Diana, after her death, was granted divinity as the Goddess of Truth by her gods for such faithful devotion. During her brief time as a god of Olympus, Diana was replaced in the role of Wonder Woman by her mother, Queen Hippolyta. Unlike Diana receiving the title of Wonder Woman in honor, Hippolyta's role as Wonder Woman was meant to be a punishment for her betrayal in Artemis' death as well as for unintentionally killing her own daughter. However, Hippolyta eventually grew to enjoy the freedom and adventure the title came with. Whereas Diana used the Lasso of Truth as her primary weapon, Hippolyta favored a broad sword.
A ho-hum end to James Robinson's ho-hum run on Wonder Woman. Most things to come out of Dark Nights: Metal have been crap and that trend continues with these Dark Gods.
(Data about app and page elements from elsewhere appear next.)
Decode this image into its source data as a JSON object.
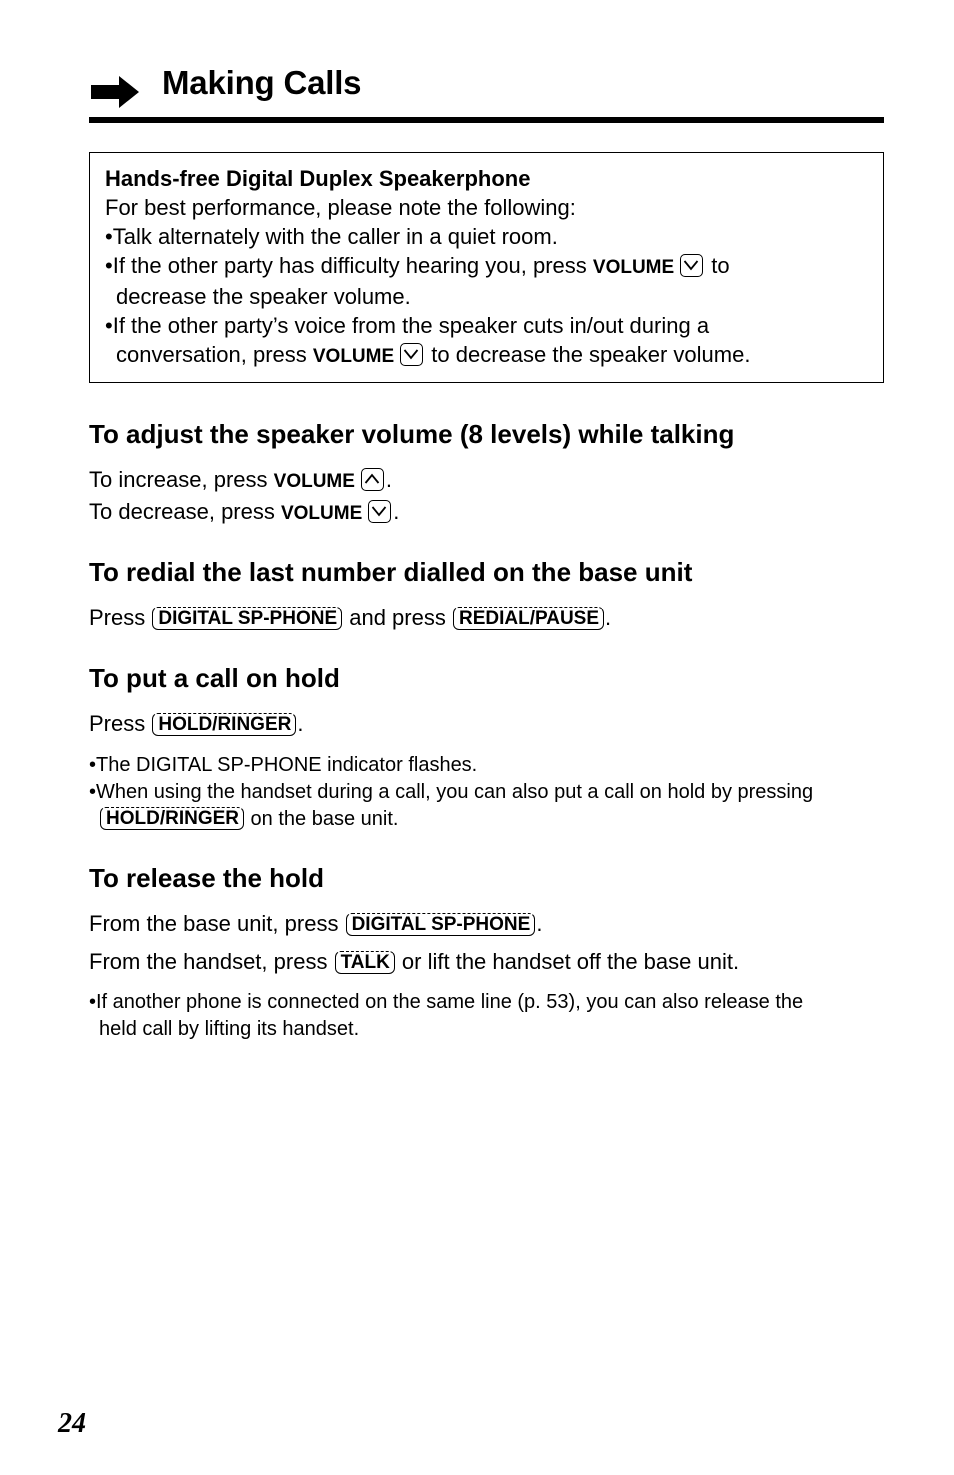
{
  "header": {
    "icon": "arrow-right-icon",
    "title": "Making Calls"
  },
  "notebox": {
    "title": "Hands-free Digital Duplex Speakerphone",
    "intro": "For best performance, please note the following:",
    "bullet1": "•Talk alternately with the caller in a quiet room.",
    "bullet2_a": "•If the other party has difficulty hearing you, press ",
    "bullet2_kw": "VOLUME",
    "bullet2_b": " to",
    "bullet2_c": "decrease the speaker volume.",
    "bullet3_a": "•If the other party’s voice from the speaker cuts in/out during a",
    "bullet3_b": "conversation, press ",
    "bullet3_kw": "VOLUME",
    "bullet3_c": " to decrease the speaker volume."
  },
  "sections": {
    "volume": {
      "heading": "To adjust the speaker volume (8 levels) while talking",
      "line1_a": "To increase, press ",
      "line1_kw": "VOLUME",
      "line1_b": ".",
      "line2_a": "To decrease, press ",
      "line2_kw": "VOLUME",
      "line2_b": "."
    },
    "redial": {
      "heading": "To redial the last number dialled on the base unit",
      "text_a": "Press ",
      "key1": "DIGITAL SP-PHONE",
      "text_b": " and press ",
      "key2": "REDIAL/PAUSE",
      "text_c": "."
    },
    "hold": {
      "heading": "To put a call on hold",
      "text_a": "Press ",
      "key1": "HOLD/RINGER",
      "text_b": ".",
      "note1": "•The DIGITAL SP-PHONE indicator flashes.",
      "note2_a": "•When using the handset during a call, you can also put a call on hold by pressing",
      "note2_key": "HOLD/RINGER",
      "note2_b": " on the base unit."
    },
    "release": {
      "heading": "To release the hold",
      "line1_a": "From the base unit, press ",
      "line1_key": "DIGITAL SP-PHONE",
      "line1_b": ".",
      "line2_a": "From the handset, press ",
      "line2_key": "TALK",
      "line2_b": " or lift the handset off the base unit.",
      "note_a": "•If another phone is connected on the same line (p. 53), you can also release the",
      "note_b": "held call by lifting its handset."
    }
  },
  "footer": {
    "page_number": "24"
  }
}
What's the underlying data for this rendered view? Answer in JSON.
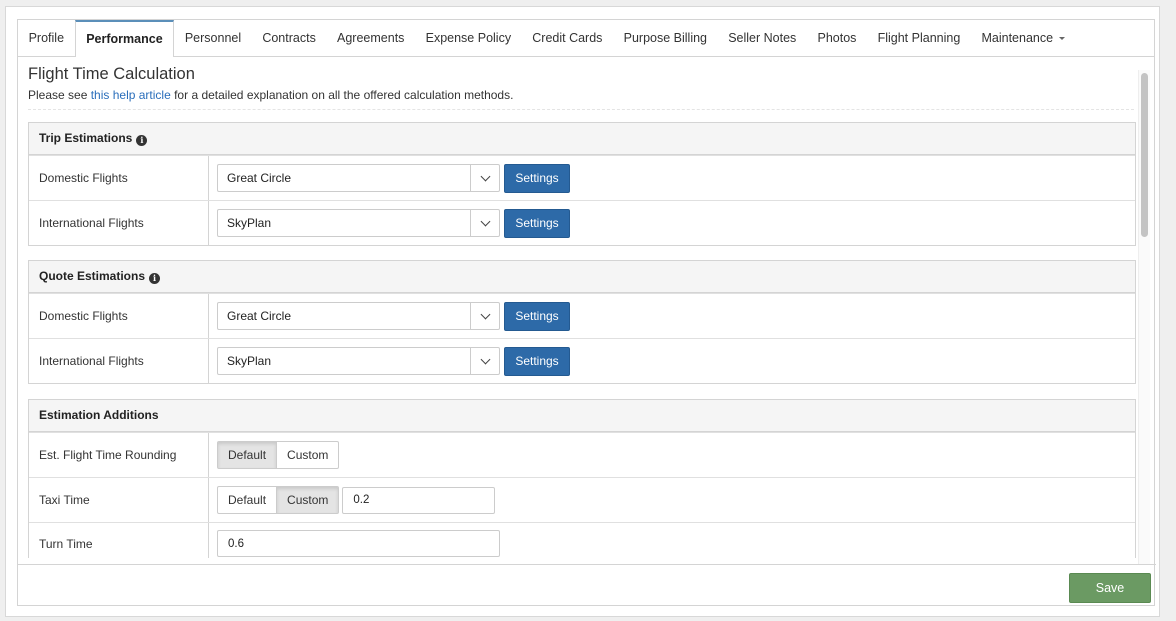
{
  "tabs": [
    {
      "label": "Profile",
      "active": false
    },
    {
      "label": "Performance",
      "active": true
    },
    {
      "label": "Personnel",
      "active": false
    },
    {
      "label": "Contracts",
      "active": false
    },
    {
      "label": "Agreements",
      "active": false
    },
    {
      "label": "Expense Policy",
      "active": false
    },
    {
      "label": "Credit Cards",
      "active": false
    },
    {
      "label": "Purpose Billing",
      "active": false
    },
    {
      "label": "Seller Notes",
      "active": false
    },
    {
      "label": "Photos",
      "active": false
    },
    {
      "label": "Flight Planning",
      "active": false
    },
    {
      "label": "Maintenance",
      "active": false,
      "dropdown": true
    }
  ],
  "page": {
    "title": "Flight Time Calculation",
    "subtitle_before": "Please see ",
    "subtitle_link": "this help article",
    "subtitle_after": " for a detailed explanation on all the offered calculation methods."
  },
  "trip": {
    "heading": "Trip Estimations",
    "rows": [
      {
        "label": "Domestic Flights",
        "value": "Great Circle",
        "button": "Settings"
      },
      {
        "label": "International Flights",
        "value": "SkyPlan",
        "button": "Settings"
      }
    ]
  },
  "quote": {
    "heading": "Quote Estimations",
    "rows": [
      {
        "label": "Domestic Flights",
        "value": "Great Circle",
        "button": "Settings"
      },
      {
        "label": "International Flights",
        "value": "SkyPlan",
        "button": "Settings"
      }
    ]
  },
  "additions": {
    "heading": "Estimation Additions",
    "rounding": {
      "label": "Est. Flight Time Rounding",
      "opt_default": "Default",
      "opt_custom": "Custom",
      "selected": "Default"
    },
    "taxi": {
      "label": "Taxi Time",
      "opt_default": "Default",
      "opt_custom": "Custom",
      "selected": "Custom",
      "value": "0.2"
    },
    "turn": {
      "label": "Turn Time",
      "value": "0.6"
    }
  },
  "footer": {
    "save_label": "Save"
  },
  "colors": {
    "accent": "#2d6aa8",
    "save": "#6b9a63",
    "link": "#2a6ebb"
  },
  "icons": {
    "info": "info-circle-icon",
    "caret": "caret-down-icon",
    "chevron": "chevron-down-icon"
  }
}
They are so damn generic, with titles like Mob God, and God with No Name. James Robinson used to be one of my favorite comic book writers in the 90's but he's really shit the bed the last several years. The only good thing to come of this run is that Jason's story line is finally over. That tool is pretty much useless. I'm also g ...more
Although seemingly only a purely decorative aspect of her costume, in the golden and silver ages, her earrings were sometimes depicted as giving her the ability to breathe in outer space. Gelignite Grenade Earrings and Grappling Hook Bracelet - In her depowered mod girl phase, Diana on rare occasion employed these devices, which were concealed to look like regular parts of her costume. She acquired them from a demolitions expert and villain which she had helped reform. The grenades were strong enough to blast through a thick steel door and the grappling hook could support easily her body weight to aid in climbing.
Storylines The 18th Letter • A League of One • A Piece of You • Amazons Attack! • Beauty and the Beasts • Birds of Paradise • Bitter Rivals • Blood • Bones • The Bronze Doors • The Challenge of Artemis • Challenge of the Gods • Champion • The Circle • The Contest • Counting Coup • Depths • Destiny Calling • Devastation • Devastation Returns • Down to Earth • Ends of the Earth • Expatriate • Flesh • The Game of the Gods • God Complex • Gods and Mortals • Gods of Gotham • Godwar • Guts • Iron • Judgment in Infinity • Land of the Lost • Levels • Love and Murder • Lifelines • Marathon • The Men Who Moved the Earth • A Murder of Crows • Odyssey • The Pandora Virus • Paradise Island Lost • Revenge of the Cheetah • Rise of the Olympian • Sacrifice • Second Genesis • Stoned • Three Hearts • Trinity 98 • The Twelve Labors • War • Warkiller • War-Torn • Who is Donna Troy? • Who is Troia? • Who Is Wonder Woman? • The Witch and the Warrior • Wrath of the Silver Serpent
Granted by Hermes (God of Messengers), her top speed has never been well documented, but she has entered the speed force under her own power, implying she can accelerate to at least light speed. The Flash has said that Wonder Woman can easily keep up with him and she has been seen keeping up with Flash going faster than hypersonic speed. She has been shown to be on par with some of the fastest characters in the DC Universe such as Jesse Quick. She can disarm human opponents of their weapons instantly and she can immobilize her opponents in the blink of an eye, as she showed when she speedblitzed White Martian and Genocide into space in no time and was able to take down Amazo before he could finish a word. She is such a well trained athlete that in combat, her reflexes even surprise the likes of Superman.